Alberta teams were Canada's representative in women's curling at the 2006 and 2010 Olympic Games, but Nedohin's national women's title was the province's first since 1998.
Nedohin was on that team playing third for Cathy Borst. They won bronze at the world championship that year.
Nedohin's rink opened this year's Tournament of Hearts 2-3, but won five of their last six to secure the fourth and final playoff berth.
Their support in the Enmax Centrium became more vocal as they gained momentum.
Nedohin fed off that energy, but drama also dogged the team. A stopwatch flying off Mair's broom onto the ice in a pivotal sixth end Sunday was one in a series of incidents. Mair had to stop sweeping to brush the watch away.
Alberta squeaked into the championship game by beating four-time champion Jennifer Jones 6-5 in an extra end in Saturday's semifinal. The measurement needed to declare the winner created the most tense moment of the tournament.
"Every time someone wins an event like this or goes onto the worlds, you look back at those games that were by the skin of your teeth and last night was one of them," said Nedohin's husband David. "It's an amazing field and for them to come out of it, I'm flabbergasted."
In a playoff game against Quebec earlier Saturday, Peters used her broom and body to muscle a falling Mair away from Nedohin's last shot of the game to keep the second from burning it.

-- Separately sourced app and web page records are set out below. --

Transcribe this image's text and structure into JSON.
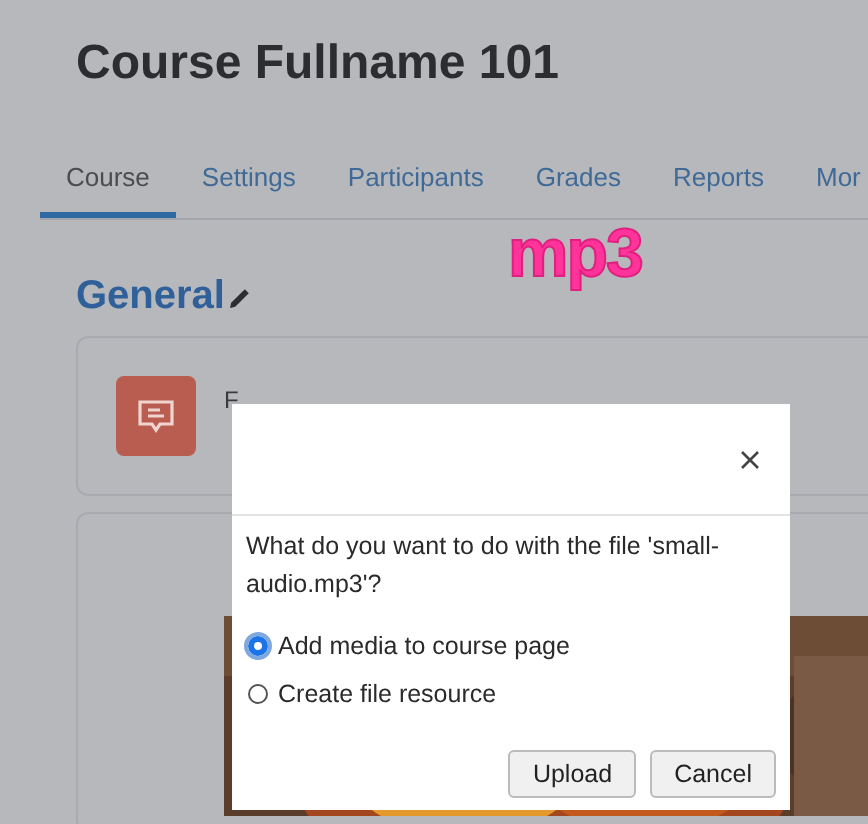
{
  "course_title": "Course Fullname 101",
  "tabs": [
    {
      "label": "Course",
      "selected": true
    },
    {
      "label": "Settings",
      "selected": false
    },
    {
      "label": "Participants",
      "selected": false
    },
    {
      "label": "Grades",
      "selected": false
    },
    {
      "label": "Reports",
      "selected": false
    },
    {
      "label": "Mor",
      "selected": false
    }
  ],
  "section_title": "General",
  "drag_label": "mp3",
  "activity": {
    "line_1": "F"
  },
  "dialog": {
    "question": "What do you want to do with the file 'small-audio.mp3'?",
    "options": [
      {
        "label": "Add media to course page",
        "selected": true
      },
      {
        "label": "Create file resource",
        "selected": false
      }
    ],
    "buttons": [
      "Upload",
      "Cancel"
    ]
  }
}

Nedohin's done some of her best curling in her home province. She won the Canadian junior championship in 1996 in Edmonton and the world junior title the same year in Red Deer.

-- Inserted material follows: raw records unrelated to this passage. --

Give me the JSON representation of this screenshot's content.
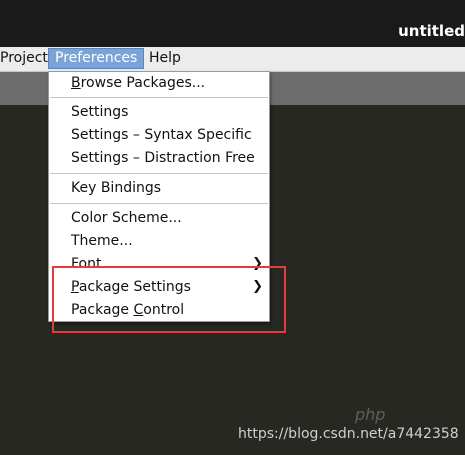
{
  "window": {
    "title": "untitled"
  },
  "menubar": {
    "items": [
      "Project",
      "Preferences",
      "Help"
    ]
  },
  "preferences_menu": {
    "browse_packages": "Browse Packages...",
    "settings": "Settings",
    "settings_syntax": "Settings – Syntax Specific",
    "settings_distraction": "Settings – Distraction Free",
    "key_bindings": "Key Bindings",
    "color_scheme": "Color Scheme...",
    "theme": "Theme...",
    "font": "Font",
    "package_settings": "Package Settings",
    "package_control": "Package Control"
  },
  "watermark": {
    "url": "https://blog.csdn.net/a7442358",
    "logo": "php"
  },
  "colors": {
    "highlight": "#e43b3b",
    "menu_active": "#7ba3d6",
    "editor_bg": "#272822"
  }
}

Nedohin's teammates ranked near the top of their positions in shooting percentage throughout the tournament.
The skip often remarked during the week she needed to elevate her game to match that of her teammates.
After curling 78 per cent in the preliminary round, Nedohin rated 87 and 90 per cent in the playoff game against Quebec and in the semifinal respectively. Nedohin was 83 per cent accurate in Sunday's final in front of an appreciative 5,900.
Her team will return to the 2013 Scotties Tournament of Hearts in Kingston, Ont., wearing the Maple Leaf.
The prize purse for winning a national championship is substantial and opens doors for first-time winners.
Nedohin's team is also eligible for $144,000 of Sport Canada funding over a two-year period, as well as $40,000 from Own The Podium to cover training and competition costs.
They'll also get paid $10,000 to wear the crest of Scotties sponsor Kruger at the world championship.
"As a stay-at-home mom, I think I'm quite happy about that," Nedohin said. "As a woman in sports, I'm ecstatic. You know what? Holy sugarballs, I didn't know that."
They've also gained a berth in the $140,000 Canada Cup of Curling later this year and the international Continental Cup of Curling in 2013.
Manitoba's Jones won the bronze medal with an 8-6 win over Quebec.
B.C and Alberta earned $15,500 as finalists. Manitoba took home $12,000 for third place and Quebec $7,000 for fourth.
Alberta scored a pivotal three points in the sixth end against Scott on Sunday to take a 6-3 lead. Iskiw far outcurled B.C. counterpart Sasha Carter to take pressure off Nedohin.
Too many times, Scott was scrambling to defend or drawing for one against multiple Alberta stones.
"We've very disappointed in how we came to play today," said Scott, a Canadian champion in 2006 and 2007.
"We were heavy on way too many draws and they way outcurled us that game. We came in saying let the best team win and that was them today for sure."
Jones has the only team so far with one of eight berths to the Olympic trials Dec. 1-8, 2013, in Winnipeg. Jones wants to continue curling with third Kaitlyn Lawes, second Jill Officer and lead Dawn Askin.
"I haven't asked then, but in my mind, there's no doubt," Jones said. "I think they're terrific teammates, terrific human beings and amazing players. The plan is to play to the trials. I'm assuming they are, but I can't speak for them."
Attendance for the tournament was 94,997, ranking it fifth in the 31 years of the tournament.